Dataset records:
------
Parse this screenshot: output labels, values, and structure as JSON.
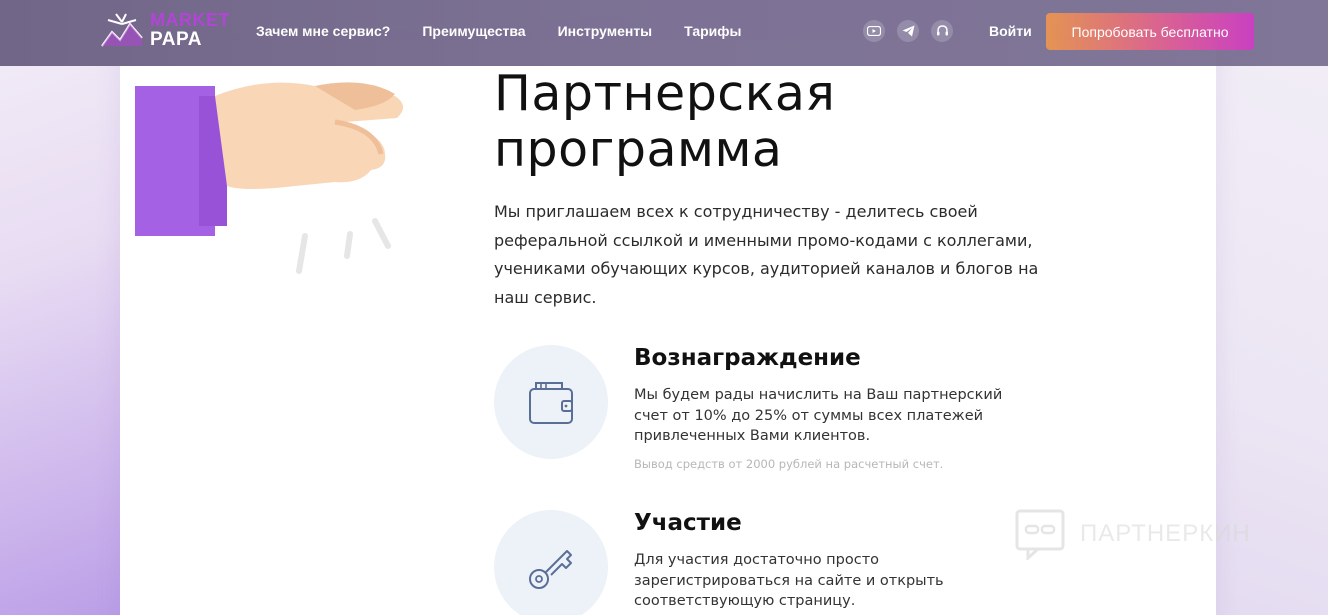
{
  "header": {
    "logo": {
      "line1": "MARKET",
      "line2": "PAPA"
    },
    "nav": [
      {
        "label": "Зачем мне сервис?"
      },
      {
        "label": "Преимущества"
      },
      {
        "label": "Инструменты"
      },
      {
        "label": "Тарифы"
      }
    ],
    "social_icons": [
      "youtube-icon",
      "telegram-icon",
      "headset-icon"
    ],
    "login_label": "Войти",
    "cta_label": "Попробовать бесплатно"
  },
  "hero": {
    "title_line1": "Партнерская",
    "title_line2": "программа",
    "intro": "Мы приглашаем всех к сотрудничеству - делитесь своей реферальной ссылкой и именными промо-кодами с коллегами, учениками обучающих курсов, аудиторией каналов и блогов на наш сервис."
  },
  "features": [
    {
      "icon": "wallet-icon",
      "title": "Вознаграждение",
      "desc": "Мы будем рады начислить на Ваш партнерский счет от 10% до 25% от суммы всех платежей привлеченных Вами клиентов.",
      "note": "Вывод средств от 2000 рублей на расчетный счет."
    },
    {
      "icon": "key-icon",
      "title": "Участие",
      "desc": "Для участия достаточно просто зарегистрироваться на сайте и открыть соответствующую страницу."
    }
  ],
  "watermark": "ПАРТНЕРКИН",
  "colors": {
    "header_bg": "#74698c",
    "logo_accent": "#b13fd6",
    "cta_gradient_start": "#e4914f",
    "cta_gradient_end": "#c93bc0",
    "icon_circle_bg": "#edf1f8",
    "icon_stroke": "#5a6f98"
  }
}
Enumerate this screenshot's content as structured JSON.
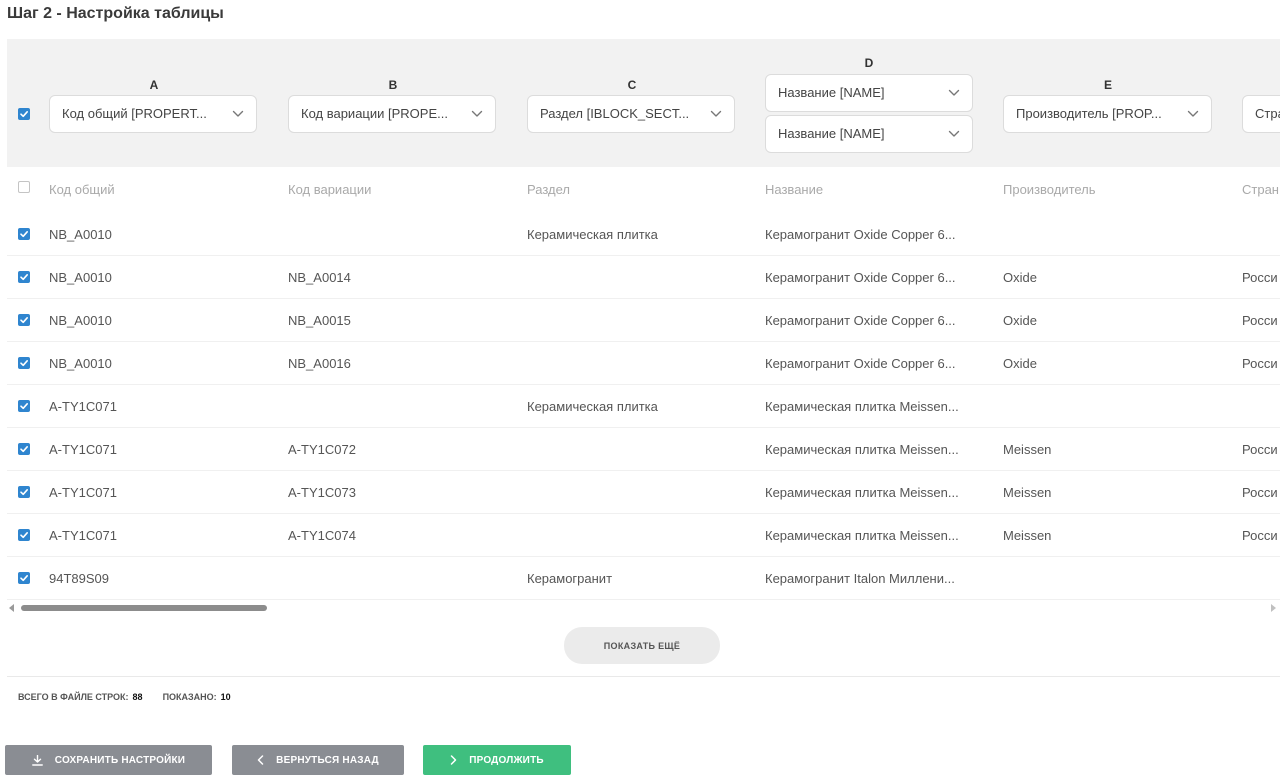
{
  "page": {
    "title": "Шаг 2 - Настройка таблицы"
  },
  "columns": [
    {
      "letter": "A",
      "selects": [
        "Код общий [PROPERT..."
      ],
      "header": "Код общий"
    },
    {
      "letter": "B",
      "selects": [
        "Код вариации [PROPE..."
      ],
      "header": "Код вариации"
    },
    {
      "letter": "C",
      "selects": [
        "Раздел [IBLOCK_SECT..."
      ],
      "header": "Раздел"
    },
    {
      "letter": "D",
      "selects": [
        "Название [NAME]",
        "Название [NAME]"
      ],
      "header": "Название"
    },
    {
      "letter": "E",
      "selects": [
        "Производитель [PROP..."
      ],
      "header": "Производитель"
    },
    {
      "letter": "",
      "selects": [
        "Стра"
      ],
      "header": "Стран"
    }
  ],
  "rows": [
    {
      "checked": true,
      "cells": [
        "NB_A0010",
        "",
        "Керамическая плитка",
        "Керамогранит Oxide Copper 6...",
        "",
        ""
      ]
    },
    {
      "checked": true,
      "cells": [
        "NB_A0010",
        "NB_A0014",
        "",
        "Керамогранит Oxide Copper 6...",
        "Oxide",
        "Росси"
      ]
    },
    {
      "checked": true,
      "cells": [
        "NB_A0010",
        "NB_A0015",
        "",
        "Керамогранит Oxide Copper 6...",
        "Oxide",
        "Росси"
      ]
    },
    {
      "checked": true,
      "cells": [
        "NB_A0010",
        "NB_A0016",
        "",
        "Керамогранит Oxide Copper 6...",
        "Oxide",
        "Росси"
      ]
    },
    {
      "checked": true,
      "cells": [
        "A-TY1C071",
        "",
        "Керамическая плитка",
        "Керамическая плитка Meissen...",
        "",
        ""
      ]
    },
    {
      "checked": true,
      "cells": [
        "A-TY1C071",
        "A-TY1C072",
        "",
        "Керамическая плитка Meissen...",
        "Meissen",
        "Росси"
      ]
    },
    {
      "checked": true,
      "cells": [
        "A-TY1C071",
        "A-TY1C073",
        "",
        "Керамическая плитка Meissen...",
        "Meissen",
        "Росси"
      ]
    },
    {
      "checked": true,
      "cells": [
        "A-TY1C071",
        "A-TY1C074",
        "",
        "Керамическая плитка Meissen...",
        "Meissen",
        "Росси"
      ]
    },
    {
      "checked": true,
      "cells": [
        "94T89S09",
        "",
        "Керамогранит",
        "Керамогранит Italon Миллени...",
        "",
        ""
      ]
    }
  ],
  "show_more": {
    "label": "ПОКАЗАТЬ ЕЩЁ"
  },
  "stats": {
    "total_label": "ВСЕГО В ФАЙЛЕ СТРОК:",
    "total_value": "88",
    "shown_label": "ПОКАЗАНО:",
    "shown_value": "10"
  },
  "buttons": {
    "save": "СОХРАНИТЬ НАСТРОЙКИ",
    "back": "ВЕРНУТЬСЯ НАЗАД",
    "next": "ПРОДОЛЖИТЬ"
  },
  "icons": {
    "save": "download-icon",
    "back": "chevron-left-icon",
    "next": "chevron-right-icon",
    "select": "chevron-down-icon",
    "checkbox": "checkmark-icon"
  },
  "colors": {
    "accent": "#2f85cf",
    "success": "#3fbf7f",
    "neutral_button": "#8a8d93",
    "header_band": "#f2f2f2"
  }
}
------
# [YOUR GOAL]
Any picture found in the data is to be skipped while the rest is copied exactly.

# [PROBLEM SOLUTION]
Parse this screenshot: output labels, values, and structure as JSON.
{
  "header": {
    "logo": {
      "line1": "MARKET",
      "line2": "PAPA"
    },
    "nav": [
      {
        "label": "Зачем мне сервис?"
      },
      {
        "label": "Преимущества"
      },
      {
        "label": "Инструменты"
      },
      {
        "label": "Тарифы"
      }
    ],
    "social_icons": [
      "youtube-icon",
      "telegram-icon",
      "headset-icon"
    ],
    "login_label": "Войти",
    "cta_label": "Попробовать бесплатно"
  },
  "hero": {
    "title_line1": "Партнерская",
    "title_line2": "программа",
    "intro": "Мы приглашаем всех к сотрудничеству - делитесь своей реферальной ссылкой и именными промо-кодами с коллегами, учениками обучающих курсов, аудиторией каналов и блогов на наш сервис."
  },
  "features": [
    {
      "icon": "wallet-icon",
      "title": "Вознаграждение",
      "desc": "Мы будем рады начислить на Ваш партнерский счет от 10% до 25% от суммы всех платежей привлеченных Вами клиентов.",
      "note": "Вывод средств от 2000 рублей на расчетный счет."
    },
    {
      "icon": "key-icon",
      "title": "Участие",
      "desc": "Для участия достаточно просто зарегистрироваться на сайте и открыть соответствующую страницу."
    }
  ],
  "watermark": "ПАРТНЕРКИН",
  "colors": {
    "header_bg": "#74698c",
    "logo_accent": "#b13fd6",
    "cta_gradient_start": "#e4914f",
    "cta_gradient_end": "#c93bc0",
    "icon_circle_bg": "#edf1f8",
    "icon_stroke": "#5a6f98"
  }
}
Enumerate this screenshot's content as structured JSON.
{
  "page": {
    "title": "Шаг 2 - Настройка таблицы"
  },
  "columns": [
    {
      "letter": "A",
      "selects": [
        "Код общий [PROPERT..."
      ],
      "header": "Код общий"
    },
    {
      "letter": "B",
      "selects": [
        "Код вариации [PROPE..."
      ],
      "header": "Код вариации"
    },
    {
      "letter": "C",
      "selects": [
        "Раздел [IBLOCK_SECT..."
      ],
      "header": "Раздел"
    },
    {
      "letter": "D",
      "selects": [
        "Название [NAME]",
        "Название [NAME]"
      ],
      "header": "Название"
    },
    {
      "letter": "E",
      "selects": [
        "Производитель [PROP..."
      ],
      "header": "Производитель"
    },
    {
      "letter": "",
      "selects": [
        "Стра"
      ],
      "header": "Стран"
    }
  ],
  "rows": [
    {
      "checked": true,
      "cells": [
        "NB_A0010",
        "",
        "Керамическая плитка",
        "Керамогранит Oxide Copper 6...",
        "",
        ""
      ]
    },
    {
      "checked": true,
      "cells": [
        "NB_A0010",
        "NB_A0014",
        "",
        "Керамогранит Oxide Copper 6...",
        "Oxide",
        "Росси"
      ]
    },
    {
      "checked": true,
      "cells": [
        "NB_A0010",
        "NB_A0015",
        "",
        "Керамогранит Oxide Copper 6...",
        "Oxide",
        "Росси"
      ]
    },
    {
      "checked": true,
      "cells": [
        "NB_A0010",
        "NB_A0016",
        "",
        "Керамогранит Oxide Copper 6...",
        "Oxide",
        "Росси"
      ]
    },
    {
      "checked": true,
      "cells": [
        "A-TY1C071",
        "",
        "Керамическая плитка",
        "Керамическая плитка Meissen...",
        "",
        ""
      ]
    },
    {
      "checked": true,
      "cells": [
        "A-TY1C071",
        "A-TY1C072",
        "",
        "Керамическая плитка Meissen...",
        "Meissen",
        "Росси"
      ]
    },
    {
      "checked": true,
      "cells": [
        "A-TY1C071",
        "A-TY1C073",
        "",
        "Керамическая плитка Meissen...",
        "Meissen",
        "Росси"
      ]
    },
    {
      "checked": true,
      "cells": [
        "A-TY1C071",
        "A-TY1C074",
        "",
        "Керамическая плитка Meissen...",
        "Meissen",
        "Росси"
      ]
    },
    {
      "checked": true,
      "cells": [
        "94T89S09",
        "",
        "Керамогранит",
        "Керамогранит Italon Миллени...",
        "",
        ""
      ]
    }
  ],
  "show_more": {
    "label": "ПОКАЗАТЬ ЕЩЁ"
  },
  "stats": {
    "total_label": "ВСЕГО В ФАЙЛЕ СТРОК:",
    "total_value": "88",
    "shown_label": "ПОКАЗАНО:",
    "shown_value": "10"
  },
  "buttons": {
    "save": "СОХРАНИТЬ НАСТРОЙКИ",
    "back": "ВЕРНУТЬСЯ НАЗАД",
    "next": "ПРОДОЛЖИТЬ"
  },
  "icons": {
    "save": "download-icon",
    "back": "chevron-left-icon",
    "next": "chevron-right-icon",
    "select": "chevron-down-icon",
    "checkbox": "checkmark-icon"
  },
  "colors": {
    "accent": "#2f85cf",
    "success": "#3fbf7f",
    "neutral_button": "#8a8d93",
    "header_band": "#f2f2f2"
  }
}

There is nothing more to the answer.